By 2050, six of the world’s 20 most populous nations will be on the African continent — Ethiopia, Nigeria, Congo, Uganda, Sudan, Tanzania, Kenya, Madagascar, and Niger.

In 1950, the combined population of these nine nations was around 100 million, rising to almost 400 million by 2000. By 2050, they will have a combined population of 1.2 billion. That would represent a twelvefold increase in raw numbers in just a century.

Africa is now home to some of the world’s largest Christian and Muslim communities.

In 1900, Africa had substantial Muslim and Christian populations, with Muslims strongly in the majority.
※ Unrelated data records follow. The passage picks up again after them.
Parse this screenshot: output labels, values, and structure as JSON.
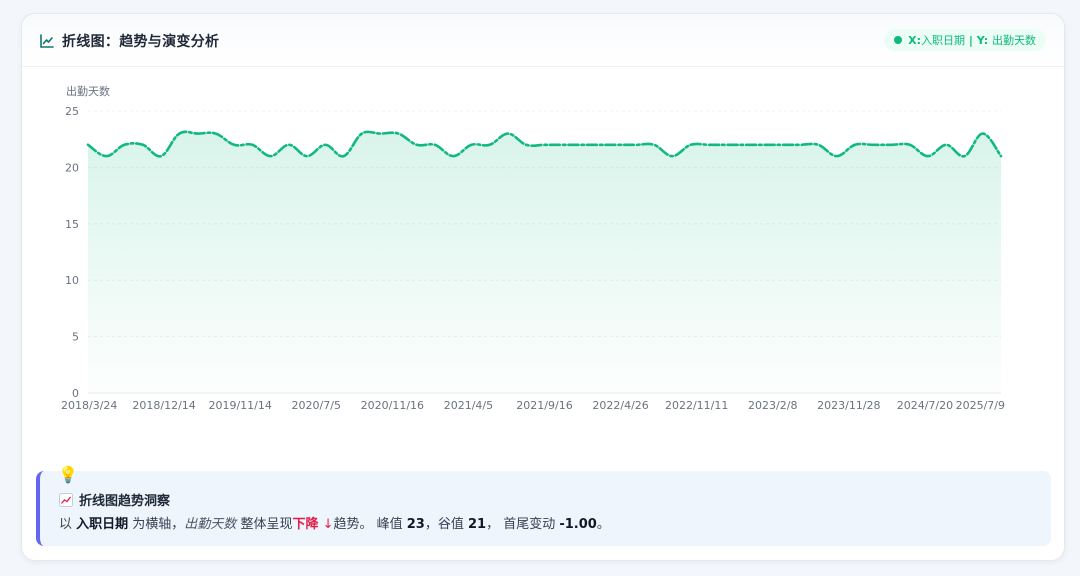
{
  "header": {
    "title": "折线图：趋势与演变分析",
    "badge_x": "X: ",
    "badge_x_value": "入职日期",
    "badge_sep": " | ",
    "badge_y": "Y: ",
    "badge_y_value": "出勤天数"
  },
  "chart_data": {
    "type": "line",
    "ylabel": "出勤天数",
    "xlabel": "",
    "ylim": [
      0,
      25
    ],
    "y_ticks": [
      0,
      5,
      10,
      15,
      20,
      25
    ],
    "grid": true,
    "line_color": "#10b981",
    "fill": true,
    "x_tick_labels": [
      "2018/3/24",
      "2018/12/14",
      "2019/11/14",
      "2020/7/5",
      "2020/11/16",
      "2021/4/5",
      "2021/9/16",
      "2022/4/26",
      "2022/11/11",
      "2023/2/8",
      "2023/11/28",
      "2024/7/20",
      "2025/7/9"
    ],
    "values": [
      22,
      21,
      22,
      22,
      21,
      23,
      23,
      23,
      22,
      22,
      21,
      22,
      21,
      22,
      21,
      23,
      23,
      23,
      22,
      22,
      21,
      22,
      22,
      23,
      22,
      22,
      22,
      22,
      22,
      22,
      22,
      22,
      21,
      22,
      22,
      22,
      22,
      22,
      22,
      22,
      22,
      21,
      22,
      22,
      22,
      22,
      21,
      22,
      21,
      23,
      21
    ]
  },
  "insight": {
    "title": "折线图趋势洞察",
    "p1": "以 ",
    "x_field": "入职日期",
    "p2": " 为横轴，",
    "y_field": "出勤天数",
    "p3": " 整体呈现",
    "trend": "下降",
    "arrow": " ↓",
    "p4": "趋势。 峰值 ",
    "peak": "23",
    "p5": "，谷值 ",
    "valley": "21",
    "p6": "， 首尾变动 ",
    "change": "-1.00",
    "p7": "。"
  },
  "colors": {
    "accent": "#10b981",
    "insight_border": "#6366f1",
    "trend_down": "#e11d48"
  },
  "icons": {
    "title": "line-chart-icon",
    "insight_top": "lightbulb-icon",
    "insight_title": "chart-increasing-icon"
  }
}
During the 20th century, both groups grew substantially, partly by demographic expansion, but also through evangelism and conversion. About half of black Africans joined one of the great monotheistic faiths, and they favored Christianity over Islam by a rate of 4-to-1.

 According to Jenkins, what happens in Africa is very unlikely to stay in Africa.

Italians — not as Catholic as they used to be

 Italy may be the spiritual home of 1.2 billion Catholics around the world, but a new poll shows only 50 percent of Italians consider themselves Catholic

The poll, published in the liberal daily L’Unita, challenges long-held perceptions that Italy is a ”Catholic” country, despite the popularity of Pope Francis and the historic role of the Vatican City State in the heart of Rome.

In addition to the 50 percent who consider themselves Catholic, the poll found 13 percent defined themselves as “Christian.”

Of the 1,500 respondents, 4 percent said they were Orthodox or Protestant, 2 percent were Buddhist, 1 percent were Jewish and 1 percent were Muslim.

A surprising 20 percent said they were atheist, while 8 percent said they were religiously unaffiliated.

Italy has witnessed a weakening of religious faith over the past 20 years and a growing trend toward personal spiritual inquiry.

Sixty-four percent of those surveyed said they did not feel part of a religious community. Of those, some said they believed in destiny, horoscopes, reincarnation, Tarot readings and miracle cures.